There were flies, dead ones, all around him. But he didn’t move. He just sat there and if left alone would have starved. The frog relied on movement to catch his prey. If it didn’t move, it wasn’t dinner.
Are we like that frog? Are we surrounded with blessings all around us but don’t see them?
It is easy for me to get wrapped up in worrying about what sort of legacy I will leave when I’m gone. I guess this is especially punctuated by the possibly of a shorter life than planned. What sort of lasting difference can I make in the world?
I search for meaning, blind to what’s standing all around me.
My children are adults now, raising their own children, my grandchildren. My legacy flows through them to their children and long after I’m gone it will continue on to newer generations, not just from genetics, but more importantly from the lessons my wife and I passed on.

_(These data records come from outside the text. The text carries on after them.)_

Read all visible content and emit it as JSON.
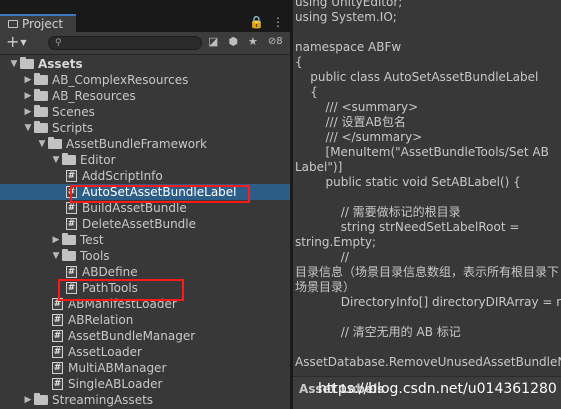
{
  "project_panel": {
    "tab_label": "Project",
    "tab_icons": [
      "🔒",
      "⋮"
    ],
    "toolbar": {
      "create_label": "+",
      "search_placeholder": "",
      "hidden_count": "8"
    },
    "tree": [
      {
        "label": "Assets",
        "depth": 0,
        "type": "folder",
        "expanded": true,
        "bold": true
      },
      {
        "label": "AB_ComplexResources",
        "depth": 1,
        "type": "folder",
        "expanded": false
      },
      {
        "label": "AB_Resources",
        "depth": 1,
        "type": "folder",
        "expanded": false
      },
      {
        "label": "Scenes",
        "depth": 1,
        "type": "folder",
        "expanded": false
      },
      {
        "label": "Scripts",
        "depth": 1,
        "type": "folder",
        "expanded": true
      },
      {
        "label": "AssetBundleFramework",
        "depth": 2,
        "type": "folder",
        "expanded": true
      },
      {
        "label": "Editor",
        "depth": 3,
        "type": "folder",
        "expanded": true
      },
      {
        "label": "AddScriptInfo",
        "depth": 4,
        "type": "script"
      },
      {
        "label": "AutoSetAssetBundleLabel",
        "depth": 4,
        "type": "script",
        "selected": true,
        "highlighted": true
      },
      {
        "label": "BuildAssetBundle",
        "depth": 4,
        "type": "script"
      },
      {
        "label": "DeleteAssetBundle",
        "depth": 4,
        "type": "script"
      },
      {
        "label": "Test",
        "depth": 3,
        "type": "folder",
        "expanded": false
      },
      {
        "label": "Tools",
        "depth": 3,
        "type": "folder",
        "expanded": true
      },
      {
        "label": "ABDefine",
        "depth": 4,
        "type": "script"
      },
      {
        "label": "PathTools",
        "depth": 4,
        "type": "script",
        "highlighted": true
      },
      {
        "label": "ABManifestLoader",
        "depth": 3,
        "type": "script"
      },
      {
        "label": "ABRelation",
        "depth": 3,
        "type": "script"
      },
      {
        "label": "AssetBundleManager",
        "depth": 3,
        "type": "script"
      },
      {
        "label": "AssetLoader",
        "depth": 3,
        "type": "script"
      },
      {
        "label": "MultiABManager",
        "depth": 3,
        "type": "script"
      },
      {
        "label": "SingleABLoader",
        "depth": 3,
        "type": "script"
      },
      {
        "label": "StreamingAssets",
        "depth": 1,
        "type": "folder",
        "expanded": false
      }
    ]
  },
  "code_panel": {
    "lines": [
      "using UnityEditor;",
      "using System.IO;",
      "",
      "namespace ABFw",
      "{",
      "    public class AutoSetAssetBundleLabel",
      "    {",
      "        /// <summary>",
      "        /// 设置AB包名",
      "        /// </summary>",
      "        [MenuItem(\"AssetBundleTools/Set AB",
      "Label\")]",
      "        public static void SetABLabel() {",
      "",
      "            // 需要做标记的根目录",
      "            string strNeedSetLabelRoot =",
      "string.Empty;",
      "            //",
      "目录信息（场景目录信息数组，表示所有根目录下",
      "场景目录）",
      "            DirectoryInfo[] directoryDIRArray = null;",
      "",
      "            // 清空无用的 AB 标记",
      "",
      "AssetDatabase.RemoveUnusedAssetBundleNames();"
    ],
    "asset_labels_header": "Asset Labels"
  },
  "watermark": "https://blog.csdn.net/u014361280",
  "colors": {
    "selection": "#2c5d87",
    "highlight_box": "#ff1a1a",
    "panel_bg": "#383838",
    "tab_accent": "#3a79bb"
  }
}
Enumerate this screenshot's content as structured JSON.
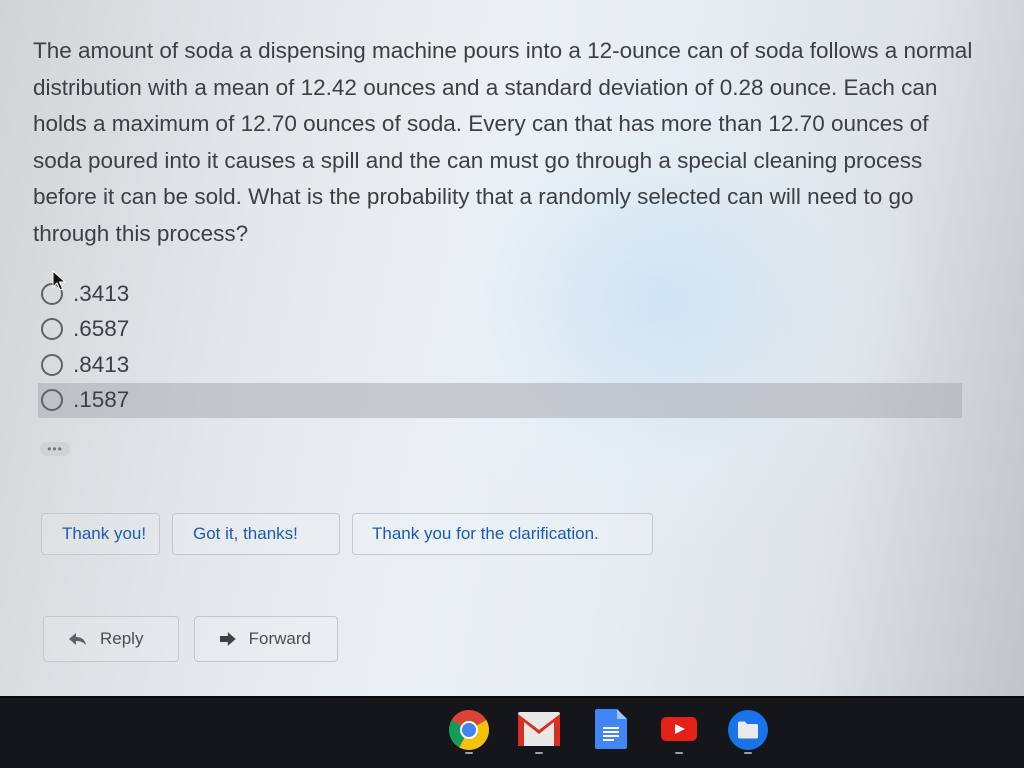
{
  "question": {
    "text": "The amount of soda a dispensing machine pours into a 12-ounce can of soda follows a normal distribution with a mean of 12.42 ounces and a standard deviation of 0.28 ounce. Each can holds a maximum of 12.70 ounces of soda. Every can that has more than 12.70 ounces of soda poured into it causes a spill and the can must go through a special cleaning process before it can be sold. What is the probability that a randomly selected can will need to go through this process?"
  },
  "options": [
    {
      "label": ".3413",
      "selected": false
    },
    {
      "label": ".6587",
      "selected": false
    },
    {
      "label": ".8413",
      "selected": false
    },
    {
      "label": ".1587",
      "selected": false,
      "hovered": true
    }
  ],
  "more_label": "•••",
  "smart_replies": [
    "Thank you!",
    "Got it, thanks!",
    "Thank you for the clarification."
  ],
  "actions": {
    "reply_label": "Reply",
    "forward_label": "Forward"
  },
  "shelf": {
    "apps": [
      {
        "name": "Chrome",
        "icon": "chrome-icon",
        "running": true
      },
      {
        "name": "Gmail",
        "icon": "gmail-icon",
        "running": true
      },
      {
        "name": "Docs",
        "icon": "docs-icon",
        "running": false
      },
      {
        "name": "YouTube",
        "icon": "youtube-icon",
        "running": true
      },
      {
        "name": "Files",
        "icon": "files-icon",
        "running": true
      }
    ]
  },
  "colors": {
    "link_blue": "#1a5bb5",
    "text": "#3c3f44",
    "shelf": "#14161a"
  }
}
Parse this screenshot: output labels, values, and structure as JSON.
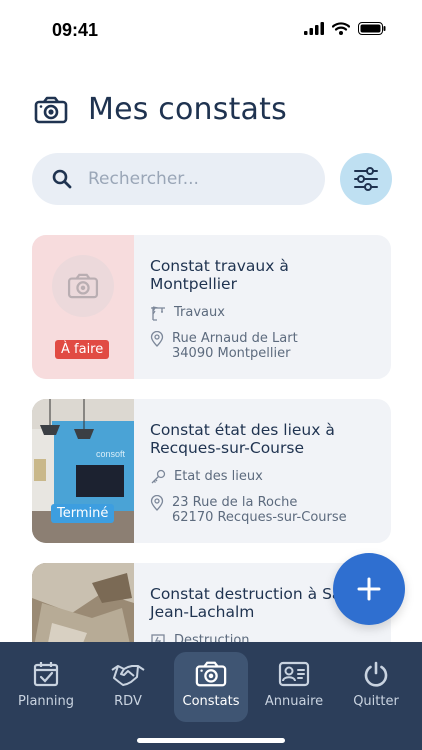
{
  "status": {
    "time": "09:41"
  },
  "header": {
    "title": "Mes constats"
  },
  "search": {
    "placeholder": "Rechercher..."
  },
  "cards": [
    {
      "title": "Constat travaux à Montpellier",
      "category": "Travaux",
      "address_line1": "Rue Arnaud de Lart",
      "address_line2": "34090 Montpellier",
      "status": "À faire",
      "status_color": "#e14b43"
    },
    {
      "title": "Constat état des lieux à Recques-sur-Course",
      "category": "Etat des lieux",
      "address_line1": "23 Rue de la Roche",
      "address_line2": "62170 Recques-sur-Course",
      "status": "Terminé",
      "status_color": "#3d9ee0"
    },
    {
      "title": "Constat destruction à Saint-Jean-Lachalm",
      "category": "Destruction"
    }
  ],
  "nav": {
    "items": [
      {
        "label": "Planning",
        "icon": "calendar-check-icon"
      },
      {
        "label": "RDV",
        "icon": "handshake-icon"
      },
      {
        "label": "Constats",
        "icon": "camera-icon",
        "active": true
      },
      {
        "label": "Annuaire",
        "icon": "contact-card-icon"
      },
      {
        "label": "Quitter",
        "icon": "power-icon"
      }
    ]
  },
  "colors": {
    "accent": "#2f6fd0",
    "nav_bg": "#2c3e5a",
    "todo_card_bg": "#f7dcdd"
  }
}
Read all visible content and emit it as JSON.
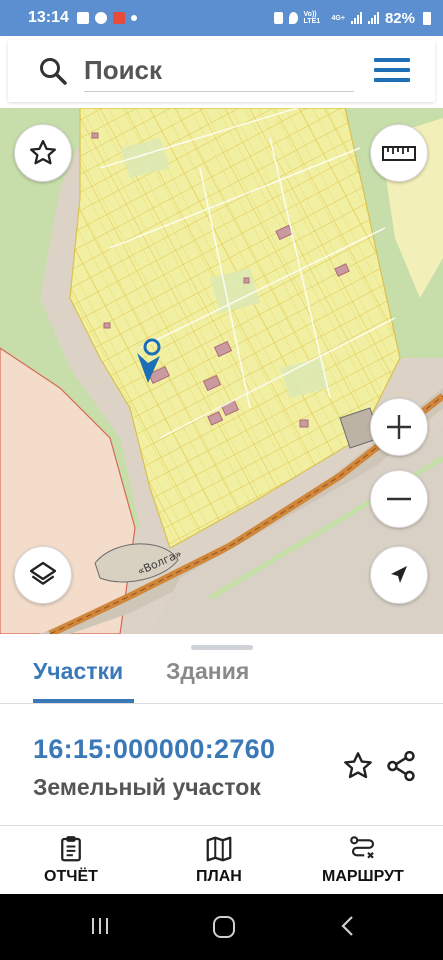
{
  "status_bar": {
    "time": "13:14",
    "network_label": "Vo)) LTE1",
    "network_gen": "4G+",
    "battery": "82%"
  },
  "search": {
    "placeholder": "Поиск"
  },
  "map": {
    "road_label": "«Волга»",
    "buttons": {
      "favorite": "star-icon",
      "measure": "ruler-icon",
      "layers": "layers-icon",
      "zoom_in": "plus-icon",
      "zoom_out": "minus-icon",
      "locate": "navigation-arrow-icon"
    },
    "colors": {
      "parcel_fill": "#f1f0a2",
      "parcel_line": "#e0c64c",
      "forest": "#c7deaa",
      "residential": "#f4dccb",
      "road": "#d2863a",
      "marker": "#1d6fb5"
    }
  },
  "tabs": [
    {
      "label": "Участки",
      "active": true
    },
    {
      "label": "Здания",
      "active": false
    }
  ],
  "parcel": {
    "cadastral_number": "16:15:000000:2760",
    "type": "Земельный участок"
  },
  "bottom_nav": [
    {
      "label": "ОТЧЁТ",
      "icon": "clipboard-icon"
    },
    {
      "label": "ПЛАН",
      "icon": "map-icon"
    },
    {
      "label": "МАРШРУТ",
      "icon": "route-icon"
    }
  ],
  "system_nav": [
    "recents-icon",
    "home-icon",
    "back-icon"
  ]
}
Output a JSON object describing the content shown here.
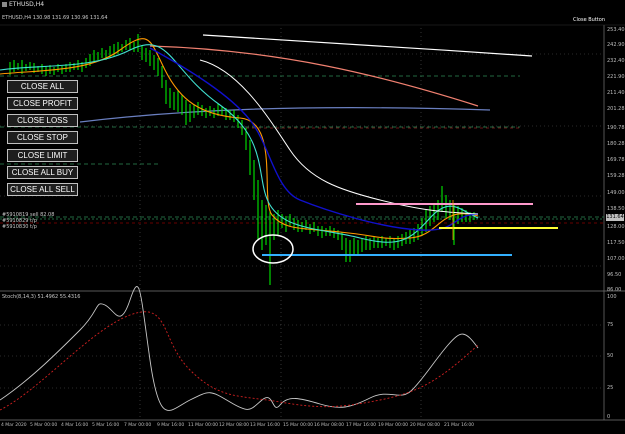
{
  "window": {
    "title": "ETHUSD,H4",
    "ohlc_line": "ETHUSD,H4 130.98 131.69 130.96 131.64",
    "close_button_label": "Close Button"
  },
  "buttons": [
    {
      "label": "CLOSE ALL"
    },
    {
      "label": "CLOSE PROFIT"
    },
    {
      "label": "CLOSE LOSS"
    },
    {
      "label": "CLOSE STOP"
    },
    {
      "label": "CLOSE LIMIT"
    },
    {
      "label": "CLOSE ALL BUY"
    },
    {
      "label": "CLOSE ALL SELL"
    }
  ],
  "price_axis": [
    "253.40",
    "242.90",
    "232.40",
    "221.90",
    "211.40",
    "201.28",
    "190.78",
    "180.28",
    "169.78",
    "159.28",
    "149.00",
    "138.50",
    "128.00",
    "117.50",
    "107.00",
    "96.50",
    "86.00"
  ],
  "price_tag": {
    "value": "131.64",
    "color": "#c0c0c0"
  },
  "order_labels": [
    "#5910819 sell 82.08",
    "#5910829 t/p",
    "#5910830 t/p"
  ],
  "indicator": {
    "label": "Stoch(8,14,3) 51.4962 55.4316",
    "levels": [
      "100",
      "75",
      "50",
      "25",
      "0"
    ]
  },
  "time_axis": [
    "4 Mar 2020",
    "5 Mar 00:00",
    "4 Mar 16:00",
    "5 Mar 16:00",
    "7 Mar 00:00",
    "9 Mar 16:00",
    "11 Mar 00:00",
    "12 Mar 08:00",
    "13 Mar 16:00",
    "15 Mar 00:00",
    "16 Mar 08:00",
    "17 Mar 16:00",
    "19 Mar 00:00",
    "20 Mar 08:00",
    "21 Mar 16:00"
  ],
  "colors": {
    "candles_up": "#00ff00",
    "candles_down": "#00ff00",
    "ma_fast": "#ff9900",
    "ma_cyan": "#40e0d0",
    "ma_blue": "#1010cc",
    "ma_white": "#ffffff",
    "ma_salmon": "#f08070",
    "ma_slate": "#6a7fc0",
    "line_pink": "#ff99cc",
    "line_yellow": "#ffff33",
    "line_lightblue": "#33b0ff",
    "stoch_main": "#c8c8c8",
    "stoch_signal": "#d02020"
  }
}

This is not to say I was a perfect father. I wasn’t. I’d like to go back and fix all sorts of mistakes. So, yes, I do have regrets, but they are far outweighed by the pleasures of raising my children. Despite my screw ups, I hope they see some good examples they can pass down to their own children.
As I see it, a man should strive to make a difference in this world, but he should never miss the difference he has already made.
Our most important legacy is our contribution to the souls around us. You can write fine novels, make inspiring movies, preach mighty sermons, become the President of the United States, but if you haven’t done something to help others, you haven’t accomplished anything.
The most important goal a parent can have is to leave his child a little step up. Not in money or possessions, but a bit more confident, loving, and caring.
Your legacy? You already have it. It is all around you.